(App and web page records)
=== Begin Enclosure ===

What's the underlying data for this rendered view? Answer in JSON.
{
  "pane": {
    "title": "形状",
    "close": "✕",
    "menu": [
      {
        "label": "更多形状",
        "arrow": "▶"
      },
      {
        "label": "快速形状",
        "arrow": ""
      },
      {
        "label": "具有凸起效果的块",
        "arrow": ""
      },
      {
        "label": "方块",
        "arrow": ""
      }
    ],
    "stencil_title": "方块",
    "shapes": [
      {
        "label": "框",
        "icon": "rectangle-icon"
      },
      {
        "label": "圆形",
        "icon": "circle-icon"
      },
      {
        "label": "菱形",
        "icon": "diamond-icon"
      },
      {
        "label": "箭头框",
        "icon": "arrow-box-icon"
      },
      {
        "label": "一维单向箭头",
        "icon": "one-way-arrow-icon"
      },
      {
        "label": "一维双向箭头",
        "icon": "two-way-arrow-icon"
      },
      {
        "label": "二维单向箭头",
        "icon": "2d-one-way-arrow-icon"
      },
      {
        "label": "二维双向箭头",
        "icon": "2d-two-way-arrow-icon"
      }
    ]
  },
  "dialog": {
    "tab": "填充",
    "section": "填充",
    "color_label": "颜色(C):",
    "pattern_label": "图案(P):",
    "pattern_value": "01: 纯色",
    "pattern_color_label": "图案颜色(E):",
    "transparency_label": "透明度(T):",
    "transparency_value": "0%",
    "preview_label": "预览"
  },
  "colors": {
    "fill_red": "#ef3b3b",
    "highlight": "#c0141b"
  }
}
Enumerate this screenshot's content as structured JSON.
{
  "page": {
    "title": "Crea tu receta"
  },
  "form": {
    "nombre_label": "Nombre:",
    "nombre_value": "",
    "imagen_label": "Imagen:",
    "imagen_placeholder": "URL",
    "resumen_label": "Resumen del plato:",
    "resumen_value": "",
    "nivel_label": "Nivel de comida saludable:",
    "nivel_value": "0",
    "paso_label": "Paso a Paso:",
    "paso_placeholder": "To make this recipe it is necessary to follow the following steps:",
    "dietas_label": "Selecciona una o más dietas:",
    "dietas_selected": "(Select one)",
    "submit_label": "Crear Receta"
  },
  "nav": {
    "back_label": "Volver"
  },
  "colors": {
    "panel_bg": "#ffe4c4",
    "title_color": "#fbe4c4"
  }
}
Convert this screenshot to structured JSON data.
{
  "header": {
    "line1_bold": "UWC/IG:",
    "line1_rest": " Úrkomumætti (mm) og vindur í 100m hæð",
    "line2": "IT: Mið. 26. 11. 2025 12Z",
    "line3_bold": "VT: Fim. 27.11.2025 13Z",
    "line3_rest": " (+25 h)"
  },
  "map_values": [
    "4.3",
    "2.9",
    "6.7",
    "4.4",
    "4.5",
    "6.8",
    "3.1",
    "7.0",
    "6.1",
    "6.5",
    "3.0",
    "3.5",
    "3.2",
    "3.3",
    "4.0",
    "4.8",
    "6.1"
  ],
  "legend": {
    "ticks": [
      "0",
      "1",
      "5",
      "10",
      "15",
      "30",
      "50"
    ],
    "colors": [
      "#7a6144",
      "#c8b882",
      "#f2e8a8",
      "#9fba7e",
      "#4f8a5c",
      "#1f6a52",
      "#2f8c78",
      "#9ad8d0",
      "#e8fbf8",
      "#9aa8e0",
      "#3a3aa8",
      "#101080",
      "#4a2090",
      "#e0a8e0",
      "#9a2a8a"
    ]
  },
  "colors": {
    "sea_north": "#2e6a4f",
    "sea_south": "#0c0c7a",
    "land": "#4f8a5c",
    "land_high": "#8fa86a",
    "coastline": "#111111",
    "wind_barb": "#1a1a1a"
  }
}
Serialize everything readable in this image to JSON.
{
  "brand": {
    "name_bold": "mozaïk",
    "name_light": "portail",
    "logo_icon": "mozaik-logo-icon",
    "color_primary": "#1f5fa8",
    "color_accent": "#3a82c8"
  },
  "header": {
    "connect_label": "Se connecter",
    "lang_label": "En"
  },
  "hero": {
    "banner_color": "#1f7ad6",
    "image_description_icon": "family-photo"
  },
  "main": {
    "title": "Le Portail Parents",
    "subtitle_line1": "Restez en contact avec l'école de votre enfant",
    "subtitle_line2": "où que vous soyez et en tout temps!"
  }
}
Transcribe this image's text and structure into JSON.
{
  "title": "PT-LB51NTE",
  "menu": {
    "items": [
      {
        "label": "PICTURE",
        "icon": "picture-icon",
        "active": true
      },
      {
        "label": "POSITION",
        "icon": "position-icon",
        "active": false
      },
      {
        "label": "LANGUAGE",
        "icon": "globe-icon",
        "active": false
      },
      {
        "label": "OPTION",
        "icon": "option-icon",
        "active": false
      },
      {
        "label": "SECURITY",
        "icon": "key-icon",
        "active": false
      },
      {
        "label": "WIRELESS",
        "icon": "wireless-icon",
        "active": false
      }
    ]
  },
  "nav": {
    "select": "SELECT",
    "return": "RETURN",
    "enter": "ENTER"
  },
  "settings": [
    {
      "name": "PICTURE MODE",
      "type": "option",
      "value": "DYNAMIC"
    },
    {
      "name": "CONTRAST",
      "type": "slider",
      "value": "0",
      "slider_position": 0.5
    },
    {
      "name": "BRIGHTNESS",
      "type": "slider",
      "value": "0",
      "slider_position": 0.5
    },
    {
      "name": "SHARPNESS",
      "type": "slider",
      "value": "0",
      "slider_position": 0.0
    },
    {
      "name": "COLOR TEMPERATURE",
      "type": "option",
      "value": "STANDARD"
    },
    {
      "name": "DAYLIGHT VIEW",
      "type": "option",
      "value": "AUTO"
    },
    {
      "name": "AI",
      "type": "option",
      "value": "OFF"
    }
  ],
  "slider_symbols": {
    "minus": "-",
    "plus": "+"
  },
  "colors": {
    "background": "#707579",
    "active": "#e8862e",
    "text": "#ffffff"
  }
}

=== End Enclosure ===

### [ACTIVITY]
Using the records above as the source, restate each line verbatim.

### [RESULT BELOW]
What's the underlying data for this rendered view? Answer in JSON.
{
  "pane": {
    "title": "形状",
    "close": "✕",
    "menu": [
      {
        "label": "更多形状",
        "arrow": "▶"
      },
      {
        "label": "快速形状",
        "arrow": ""
      },
      {
        "label": "具有凸起效果的块",
        "arrow": ""
      },
      {
        "label": "方块",
        "arrow": ""
      }
    ],
    "stencil_title": "方块",
    "shapes": [
      {
        "label": "框",
        "icon": "rectangle-icon"
      },
      {
        "label": "圆形",
        "icon": "circle-icon"
      },
      {
        "label": "菱形",
        "icon": "diamond-icon"
      },
      {
        "label": "箭头框",
        "icon": "arrow-box-icon"
      },
      {
        "label": "一维单向箭头",
        "icon": "one-way-arrow-icon"
      },
      {
        "label": "一维双向箭头",
        "icon": "two-way-arrow-icon"
      },
      {
        "label": "二维单向箭头",
        "icon": "2d-one-way-arrow-icon"
      },
      {
        "label": "二维双向箭头",
        "icon": "2d-two-way-arrow-icon"
      }
    ]
  },
  "dialog": {
    "tab": "填充",
    "section": "填充",
    "color_label": "颜色(C):",
    "pattern_label": "图案(P):",
    "pattern_value": "01: 纯色",
    "pattern_color_label": "图案颜色(E):",
    "transparency_label": "透明度(T):",
    "transparency_value": "0%",
    "preview_label": "预览"
  },
  "colors": {
    "fill_red": "#ef3b3b",
    "highlight": "#c0141b"
  }
}
Enumerate this screenshot's content as structured JSON.
{
  "page": {
    "title": "Crea tu receta"
  },
  "form": {
    "nombre_label": "Nombre:",
    "nombre_value": "",
    "imagen_label": "Imagen:",
    "imagen_placeholder": "URL",
    "resumen_label": "Resumen del plato:",
    "resumen_value": "",
    "nivel_label": "Nivel de comida saludable:",
    "nivel_value": "0",
    "paso_label": "Paso a Paso:",
    "paso_placeholder": "To make this recipe it is necessary to follow the following steps:",
    "dietas_label": "Selecciona una o más dietas:",
    "dietas_selected": "(Select one)",
    "submit_label": "Crear Receta"
  },
  "nav": {
    "back_label": "Volver"
  },
  "colors": {
    "panel_bg": "#ffe4c4",
    "title_color": "#fbe4c4"
  }
}
Convert this screenshot to structured JSON data.
{
  "header": {
    "line1_bold": "UWC/IG:",
    "line1_rest": " Úrkomumætti (mm) og vindur í 100m hæð",
    "line2": "IT: Mið. 26. 11. 2025 12Z",
    "line3_bold": "VT: Fim. 27.11.2025 13Z",
    "line3_rest": " (+25 h)"
  },
  "map_values": [
    "4.3",
    "2.9",
    "6.7",
    "4.4",
    "4.5",
    "6.8",
    "3.1",
    "7.0",
    "6.1",
    "6.5",
    "3.0",
    "3.5",
    "3.2",
    "3.3",
    "4.0",
    "4.8",
    "6.1"
  ],
  "legend": {
    "ticks": [
      "0",
      "1",
      "5",
      "10",
      "15",
      "30",
      "50"
    ],
    "colors": [
      "#7a6144",
      "#c8b882",
      "#f2e8a8",
      "#9fba7e",
      "#4f8a5c",
      "#1f6a52",
      "#2f8c78",
      "#9ad8d0",
      "#e8fbf8",
      "#9aa8e0",
      "#3a3aa8",
      "#101080",
      "#4a2090",
      "#e0a8e0",
      "#9a2a8a"
    ]
  },
  "colors": {
    "sea_north": "#2e6a4f",
    "sea_south": "#0c0c7a",
    "land": "#4f8a5c",
    "land_high": "#8fa86a",
    "coastline": "#111111",
    "wind_barb": "#1a1a1a"
  }
}
Serialize everything readable in this image to JSON.
{
  "brand": {
    "name_bold": "mozaïk",
    "name_light": "portail",
    "logo_icon": "mozaik-logo-icon",
    "color_primary": "#1f5fa8",
    "color_accent": "#3a82c8"
  },
  "header": {
    "connect_label": "Se connecter",
    "lang_label": "En"
  },
  "hero": {
    "banner_color": "#1f7ad6",
    "image_description_icon": "family-photo"
  },
  "main": {
    "title": "Le Portail Parents",
    "subtitle_line1": "Restez en contact avec l'école de votre enfant",
    "subtitle_line2": "où que vous soyez et en tout temps!"
  }
}
Transcribe this image's text and structure into JSON.
{
  "title": "PT-LB51NTE",
  "menu": {
    "items": [
      {
        "label": "PICTURE",
        "icon": "picture-icon",
        "active": true
      },
      {
        "label": "POSITION",
        "icon": "position-icon",
        "active": false
      },
      {
        "label": "LANGUAGE",
        "icon": "globe-icon",
        "active": false
      },
      {
        "label": "OPTION",
        "icon": "option-icon",
        "active": false
      },
      {
        "label": "SECURITY",
        "icon": "key-icon",
        "active": false
      },
      {
        "label": "WIRELESS",
        "icon": "wireless-icon",
        "active": false
      }
    ]
  },
  "nav": {
    "select": "SELECT",
    "return": "RETURN",
    "enter": "ENTER"
  },
  "settings": [
    {
      "name": "PICTURE MODE",
      "type": "option",
      "value": "DYNAMIC"
    },
    {
      "name": "CONTRAST",
      "type": "slider",
      "value": "0",
      "slider_position": 0.5
    },
    {
      "name": "BRIGHTNESS",
      "type": "slider",
      "value": "0",
      "slider_position": 0.5
    },
    {
      "name": "SHARPNESS",
      "type": "slider",
      "value": "0",
      "slider_position": 0.0
    },
    {
      "name": "COLOR TEMPERATURE",
      "type": "option",
      "value": "STANDARD"
    },
    {
      "name": "DAYLIGHT VIEW",
      "type": "option",
      "value": "AUTO"
    },
    {
      "name": "AI",
      "type": "option",
      "value": "OFF"
    }
  ],
  "slider_symbols": {
    "minus": "-",
    "plus": "+"
  },
  "colors": {
    "background": "#707579",
    "active": "#e8862e",
    "text": "#ffffff"
  }
}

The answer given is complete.